Why are students, teachers, volunteers and scientists looking so closely at leaves?
We all check up on, watch out for, and keep track of the things and the people we care about. Why should the outdoors be any different? Browse the environmental monitoring projects below and see how students and others are helping to protect your land, air and water. If you are interested in getting involved with one of the projects below on your public lands, please let us know.
Learn about some of North America's quasi-terrestrial creatures that breathe through their skin. Find out why this special trait makes these water-loving species important to scientists in Salamander Salute.
Watershed Watchdogs involves students in hands-on, feet-wet biomonitoring activities. Students collect shallow bay vertebrate and invertebrate organisms using 15 foot seine nets and hand nets.
Learn about what makes insects, spiders and other creepy-crawlies so special in Digging Down into the Dirt.
Glaciers are sensitive indicators of changes in regional and global climate because glaciers grow or shrink in response to snowfall and snowmelt. Check out this database of photographs and animations of glaciers posted by our members.
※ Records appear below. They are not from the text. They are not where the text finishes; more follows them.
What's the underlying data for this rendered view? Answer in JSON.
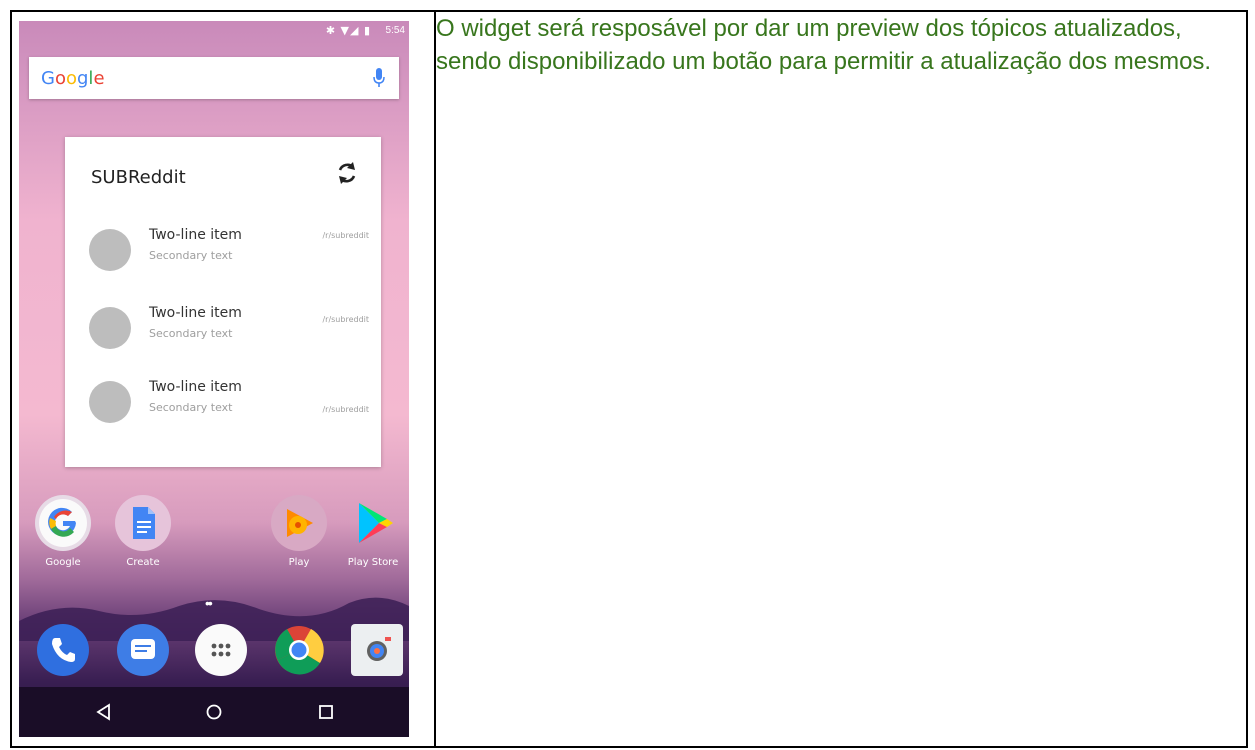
{
  "description": "O widget será resposável por dar um preview dos tópicos atualizados, sendo disponibilizado um botão para permitir a atualização dos mesmos.",
  "status_bar": {
    "icons": "✱ ▼◢ ▮",
    "time": "5:54"
  },
  "search": {
    "logo": "Google"
  },
  "widget": {
    "title": "SUBReddit",
    "items": [
      {
        "title": "Two-line item",
        "secondary": "Secondary text",
        "tag": "/r/subreddit"
      },
      {
        "title": "Two-line item",
        "secondary": "Secondary text",
        "tag": "/r/subreddit"
      },
      {
        "title": "Two-line item",
        "secondary": "Secondary text",
        "tag": "/r/subreddit"
      }
    ]
  },
  "apps": [
    {
      "label": "Google"
    },
    {
      "label": "Create"
    },
    {
      "label": "Play"
    },
    {
      "label": "Play Store"
    }
  ],
  "page_dots": "••",
  "colors": {
    "text_green": "#38761d",
    "google_blue": "#4285f4",
    "google_red": "#ea4335",
    "google_yellow": "#fbbc05",
    "google_green": "#34a853"
  }
}
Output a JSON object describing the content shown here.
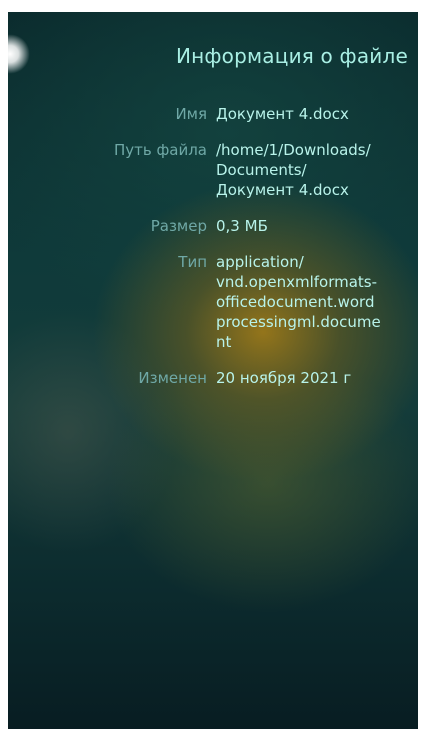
{
  "header": {
    "title": "Информация о файле"
  },
  "details": [
    {
      "label": "Имя",
      "value": "Документ 4.docx"
    },
    {
      "label": "Путь файла",
      "value": "/home/1/Downloads/\nDocuments/\nДокумент 4.docx"
    },
    {
      "label": "Размер",
      "value": "0,3 МБ"
    },
    {
      "label": "Тип",
      "value": "application/\nvnd.openxmlformats-\nofficedocument.word\nprocessingml.docume\nnt"
    },
    {
      "label": "Изменен",
      "value": "20 ноября 2021 г"
    }
  ],
  "colors": {
    "title": "#a9efe4",
    "label": "#6fa8a6",
    "value": "#b8f3ea",
    "background": "#0f3a3a"
  }
}
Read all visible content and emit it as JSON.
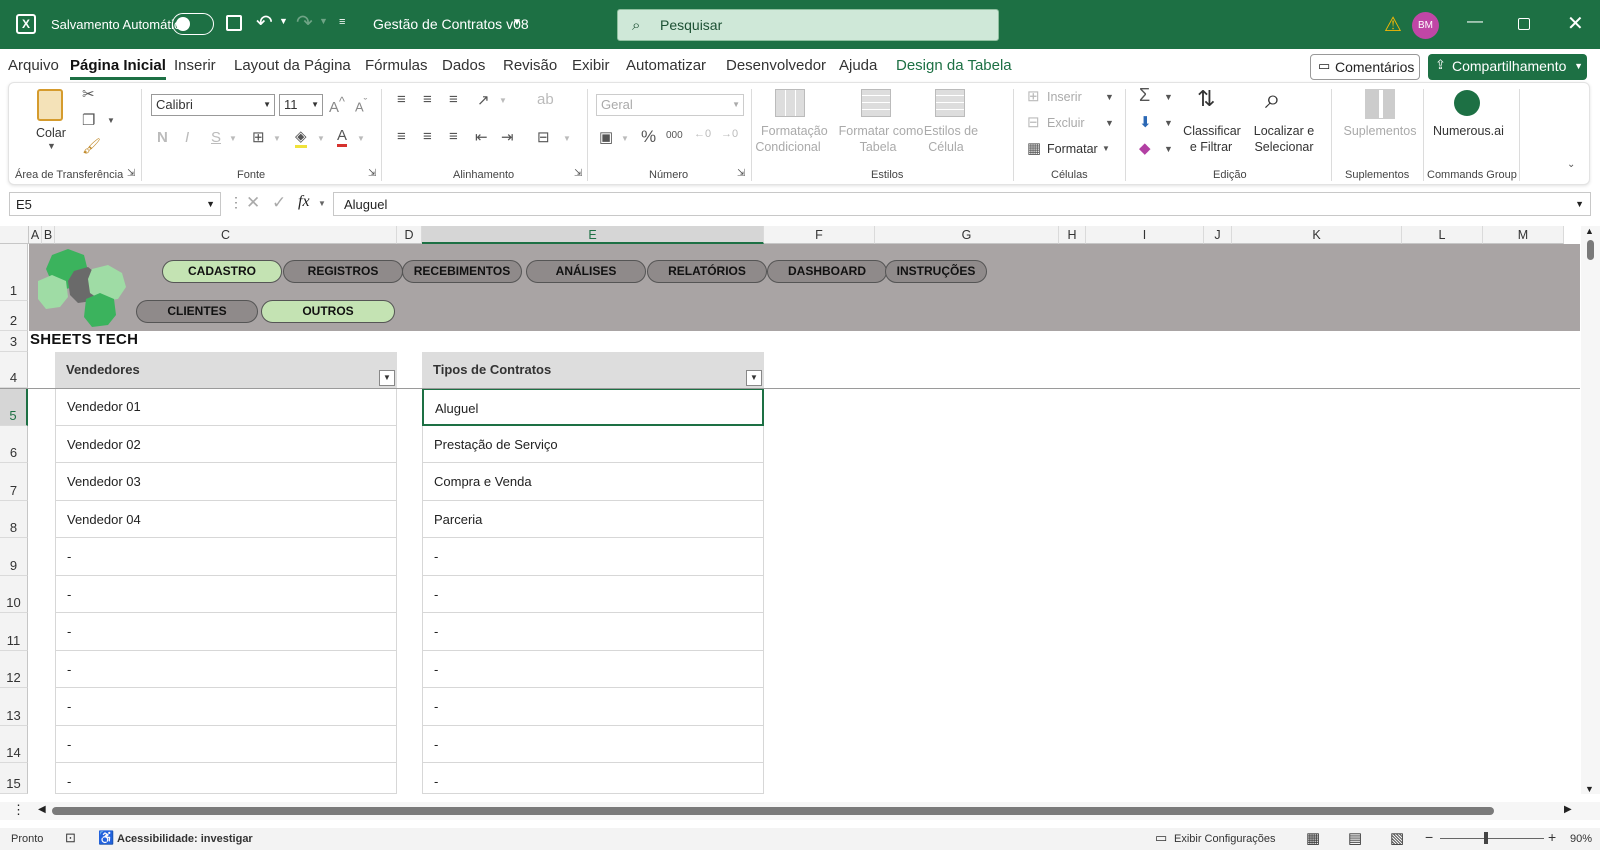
{
  "titlebar": {
    "autosave_label": "Salvamento Automático",
    "doc_title": "Gestão de Contratos v08",
    "search_placeholder": "Pesquisar",
    "user_initials": "BM"
  },
  "menu": {
    "items": [
      "Arquivo",
      "Página Inicial",
      "Inserir",
      "Layout da Página",
      "Fórmulas",
      "Dados",
      "Revisão",
      "Exibir",
      "Automatizar",
      "Desenvolvedor",
      "Ajuda",
      "Design da Tabela"
    ],
    "active": "Página Inicial",
    "comments": "Comentários",
    "share": "Compartilhamento"
  },
  "ribbon": {
    "clipboard": {
      "paste": "Colar",
      "group": "Área de Transferência"
    },
    "font": {
      "name": "Calibri",
      "size": "11",
      "bold": "N",
      "italic": "I",
      "underline": "S",
      "group": "Fonte"
    },
    "alignment": {
      "group": "Alinhamento"
    },
    "number": {
      "format": "Geral",
      "percent": "%",
      "thousands": "000",
      "group": "Número"
    },
    "styles": {
      "conditional_1": "Formatação",
      "conditional_2": "Condicional",
      "as_table_1": "Formatar como",
      "as_table_2": "Tabela",
      "cell_styles_1": "Estilos de",
      "cell_styles_2": "Célula",
      "group": "Estilos"
    },
    "cells": {
      "insert": "Inserir",
      "delete": "Excluir",
      "format": "Formatar",
      "group": "Células"
    },
    "editing": {
      "sort_1": "Classificar",
      "sort_2": "e Filtrar",
      "find_1": "Localizar e",
      "find_2": "Selecionar",
      "group": "Edição"
    },
    "addins": {
      "label": "Suplementos",
      "group": "Suplementos"
    },
    "numerous": {
      "label": "Numerous.ai",
      "group": "Commands Group"
    }
  },
  "formula_bar": {
    "name_box": "E5",
    "formula": "Aluguel",
    "fx": "fx"
  },
  "columns": [
    "A",
    "B",
    "C",
    "D",
    "E",
    "F",
    "G",
    "H",
    "I",
    "J",
    "K",
    "L",
    "M"
  ],
  "selected_column": "E",
  "rows": [
    "1",
    "2",
    "3",
    "4",
    "5",
    "6",
    "7",
    "8",
    "9",
    "10",
    "11",
    "12",
    "13",
    "14",
    "15"
  ],
  "selected_row": "5",
  "nav_buttons": {
    "row1": [
      "CADASTRO",
      "REGISTROS",
      "RECEBIMENTOS",
      "ANÁLISES",
      "RELATÓRIOS",
      "DASHBOARD",
      "INSTRUÇÕES"
    ],
    "row2": [
      "CLIENTES",
      "OUTROS"
    ],
    "highlighted": [
      "CADASTRO",
      "OUTROS"
    ]
  },
  "brand": "SHEETS TECH",
  "tables": {
    "vendedores": {
      "header": "Vendedores",
      "rows": [
        "Vendedor 01",
        "Vendedor 02",
        "Vendedor 03",
        "Vendedor 04",
        "-",
        "-",
        "-",
        "-",
        "-",
        "-",
        "-"
      ]
    },
    "contratos": {
      "header": "Tipos de Contratos",
      "rows": [
        "Aluguel",
        "Prestação de Serviço",
        "Compra e Venda",
        "Parceria",
        "-",
        "-",
        "-",
        "-",
        "-",
        "-",
        "-"
      ]
    }
  },
  "status": {
    "ready": "Pronto",
    "accessibility": "Acessibilidade: investigar",
    "display_settings": "Exibir Configurações",
    "zoom": "90%"
  },
  "colors": {
    "accent": "#1d7044",
    "band": "#a9a4a4",
    "pill_light": "#c4e3b3"
  }
}
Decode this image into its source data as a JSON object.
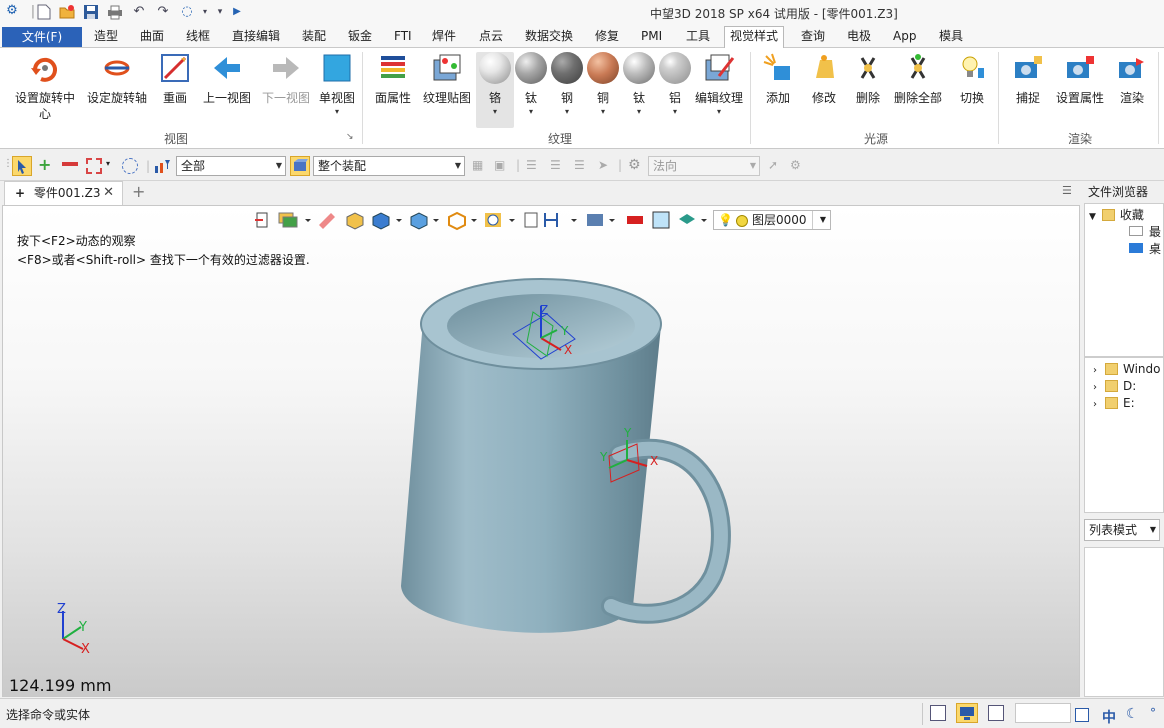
{
  "titlebar": {
    "title": "中望3D 2018 SP x64 试用版 - [零件001.Z3]"
  },
  "menu": {
    "file": "文件(F)",
    "items": [
      "造型",
      "曲面",
      "线框",
      "直接编辑",
      "装配",
      "钣金",
      "FTI",
      "焊件",
      "点云",
      "数据交换",
      "修复",
      "PMI",
      "工具",
      "视觉样式",
      "查询",
      "电极",
      "App",
      "模具"
    ]
  },
  "ribbon": {
    "view": {
      "group_label": "视图",
      "set_rot_center_line1": "设置旋转中",
      "set_rot_center_line2": "心",
      "set_rot_axis": "设定旋转轴",
      "redraw": "重画",
      "prev_view": "上一视图",
      "next_view": "下一视图",
      "single_view": "单视图"
    },
    "texture": {
      "group_label": "纹理",
      "face_attr": "面属性",
      "texture_map": "纹理贴图",
      "chrome": "铬",
      "titanium": "钛",
      "steel": "钢",
      "copper": "铜",
      "titanium2": "钛",
      "aluminum": "铝",
      "edit_texture": "编辑纹理"
    },
    "light": {
      "group_label": "光源",
      "add": "添加",
      "modify": "修改",
      "delete": "删除",
      "delete_all": "删除全部",
      "toggle": "切换"
    },
    "render": {
      "group_label": "渲染",
      "capture": "捕捉",
      "set_attr": "设置属性",
      "render": "渲染"
    }
  },
  "toolbar2": {
    "filter_value": "全部",
    "assembly_value": "整个装配",
    "normal_placeholder": "法向"
  },
  "document": {
    "tab_label": "零件001.Z3",
    "layer_label": "图层0000",
    "hint_line1": "按下<F2>动态的观察",
    "hint_line2": "<F8>或者<Shift-roll> 查找下一个有效的过滤器设置.",
    "distance": "124.199 mm",
    "axis_x": "X",
    "axis_y": "Y",
    "axis_z": "Z"
  },
  "file_browser": {
    "title": "文件浏览器",
    "favorites": "收藏",
    "fav_child1": "最",
    "fav_child2": "桌",
    "drive1": "Windo",
    "drive2": "D:",
    "drive3": "E:",
    "list_mode": "列表模式"
  },
  "status": {
    "text": "选择命令或实体",
    "ime": "中"
  },
  "colors": {
    "accent": "#2b62b8",
    "mug": "#8fb0be"
  }
}
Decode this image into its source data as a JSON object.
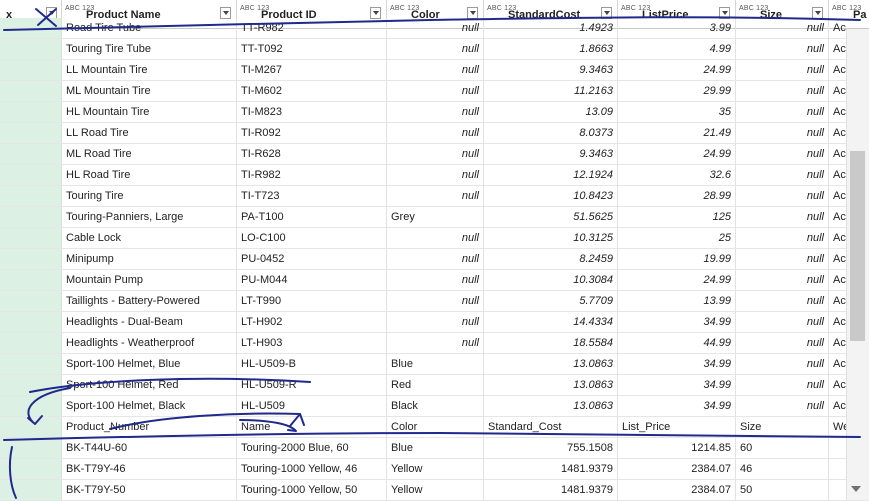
{
  "columns": [
    {
      "type": "",
      "label": "x"
    },
    {
      "type": "ABC 123",
      "label": "Product Name"
    },
    {
      "type": "ABC 123",
      "label": "Product ID"
    },
    {
      "type": "ABC 123",
      "label": "Color"
    },
    {
      "type": "ABC 123",
      "label": "StandardCost"
    },
    {
      "type": "ABC 123",
      "label": "ListPrice"
    },
    {
      "type": "ABC 123",
      "label": "Size"
    },
    {
      "type": "ABC 123",
      "label": "Pa"
    }
  ],
  "rows": [
    {
      "name": "Road Tire Tube",
      "id": "TT-R982",
      "color": "null",
      "cost": "1.4923",
      "price": "3.99",
      "size": "null",
      "extra": "Ac"
    },
    {
      "name": "Touring Tire Tube",
      "id": "TT-T092",
      "color": "null",
      "cost": "1.8663",
      "price": "4.99",
      "size": "null",
      "extra": "Ac"
    },
    {
      "name": "LL Mountain Tire",
      "id": "TI-M267",
      "color": "null",
      "cost": "9.3463",
      "price": "24.99",
      "size": "null",
      "extra": "Ac"
    },
    {
      "name": "ML Mountain Tire",
      "id": "TI-M602",
      "color": "null",
      "cost": "11.2163",
      "price": "29.99",
      "size": "null",
      "extra": "Ac"
    },
    {
      "name": "HL Mountain Tire",
      "id": "TI-M823",
      "color": "null",
      "cost": "13.09",
      "price": "35",
      "size": "null",
      "extra": "Ac"
    },
    {
      "name": "LL Road Tire",
      "id": "TI-R092",
      "color": "null",
      "cost": "8.0373",
      "price": "21.49",
      "size": "null",
      "extra": "Ac"
    },
    {
      "name": "ML Road Tire",
      "id": "TI-R628",
      "color": "null",
      "cost": "9.3463",
      "price": "24.99",
      "size": "null",
      "extra": "Ac"
    },
    {
      "name": "HL Road Tire",
      "id": "TI-R982",
      "color": "null",
      "cost": "12.1924",
      "price": "32.6",
      "size": "null",
      "extra": "Ac"
    },
    {
      "name": "Touring Tire",
      "id": "TI-T723",
      "color": "null",
      "cost": "10.8423",
      "price": "28.99",
      "size": "null",
      "extra": "Ac"
    },
    {
      "name": "Touring-Panniers, Large",
      "id": "PA-T100",
      "color": "Grey",
      "cost": "51.5625",
      "price": "125",
      "size": "null",
      "extra": "Ac"
    },
    {
      "name": "Cable Lock",
      "id": "LO-C100",
      "color": "null",
      "cost": "10.3125",
      "price": "25",
      "size": "null",
      "extra": "Ac"
    },
    {
      "name": "Minipump",
      "id": "PU-0452",
      "color": "null",
      "cost": "8.2459",
      "price": "19.99",
      "size": "null",
      "extra": "Ac"
    },
    {
      "name": "Mountain Pump",
      "id": "PU-M044",
      "color": "null",
      "cost": "10.3084",
      "price": "24.99",
      "size": "null",
      "extra": "Ac"
    },
    {
      "name": "Taillights - Battery-Powered",
      "id": "LT-T990",
      "color": "null",
      "cost": "5.7709",
      "price": "13.99",
      "size": "null",
      "extra": "Ac"
    },
    {
      "name": "Headlights - Dual-Beam",
      "id": "LT-H902",
      "color": "null",
      "cost": "14.4334",
      "price": "34.99",
      "size": "null",
      "extra": "Ac"
    },
    {
      "name": "Headlights - Weatherproof",
      "id": "LT-H903",
      "color": "null",
      "cost": "18.5584",
      "price": "44.99",
      "size": "null",
      "extra": "Ac"
    },
    {
      "name": "Sport-100 Helmet, Blue",
      "id": "HL-U509-B",
      "color": "Blue",
      "cost": "13.0863",
      "price": "34.99",
      "size": "null",
      "extra": "Ac"
    },
    {
      "name": "Sport-100 Helmet, Red",
      "id": "HL-U509-R",
      "color": "Red",
      "cost": "13.0863",
      "price": "34.99",
      "size": "null",
      "extra": "Ac"
    },
    {
      "name": "Sport-100 Helmet, Black",
      "id": "HL-U509",
      "color": "Black",
      "cost": "13.0863",
      "price": "34.99",
      "size": "null",
      "extra": "Ac"
    }
  ],
  "embedded_header": {
    "name": "Product_Number",
    "id": "Name",
    "color": "Color",
    "cost": "Standard_Cost",
    "price": "List_Price",
    "size": "Size",
    "extra": "We"
  },
  "embedded_rows": [
    {
      "name": "BK-T44U-60",
      "id": "Touring-2000 Blue, 60",
      "color": "Blue",
      "cost": "755.1508",
      "price": "1214.85",
      "size": "60",
      "extra": ""
    },
    {
      "name": "BK-T79Y-46",
      "id": "Touring-1000 Yellow, 46",
      "color": "Yellow",
      "cost": "1481.9379",
      "price": "2384.07",
      "size": "46",
      "extra": ""
    },
    {
      "name": "BK-T79Y-50",
      "id": "Touring-1000 Yellow, 50",
      "color": "Yellow",
      "cost": "1481.9379",
      "price": "2384.07",
      "size": "50",
      "extra": ""
    }
  ],
  "colors": {
    "index_bg": "#ddf0e4",
    "ink": "#1f2a8c",
    "scroll_thumb": "#c9c9c9"
  }
}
Transects are a very common field science method used by scientists in the field. They are easy to conduct and can provide a scientifically useful look at how plant communities are recolonizing a newly exposed surface.
Where is your watershed? What can macroinvertebrates tell us about how clean your water is?
Join educators and researchers to study lichens as an indicator of general atmospheric health. Learn how to start a lichen monitoring project in your area.
Students are learning that there is more to snow than good snowballs by measuring the snowpack and its effect on plants, animals and people.
In an attempt to capture the character of the 19th Century naturalist, we have developed this place-based collection of student-based observations and analytical reflections.
What happens when a new plant species comes into an area, and it is more attractive to pollinators than anything else around? Does it improve pollination of the native plants that are already there? Or does it lure away pollinators, or lead to the delivery of the wrong kind of pollen? We are asking these types of questions following the arrival of a non-native plant, white sweetclover (Melilotus albus) in habitats in interior Alaska. Watch the video below to find out why we need your help.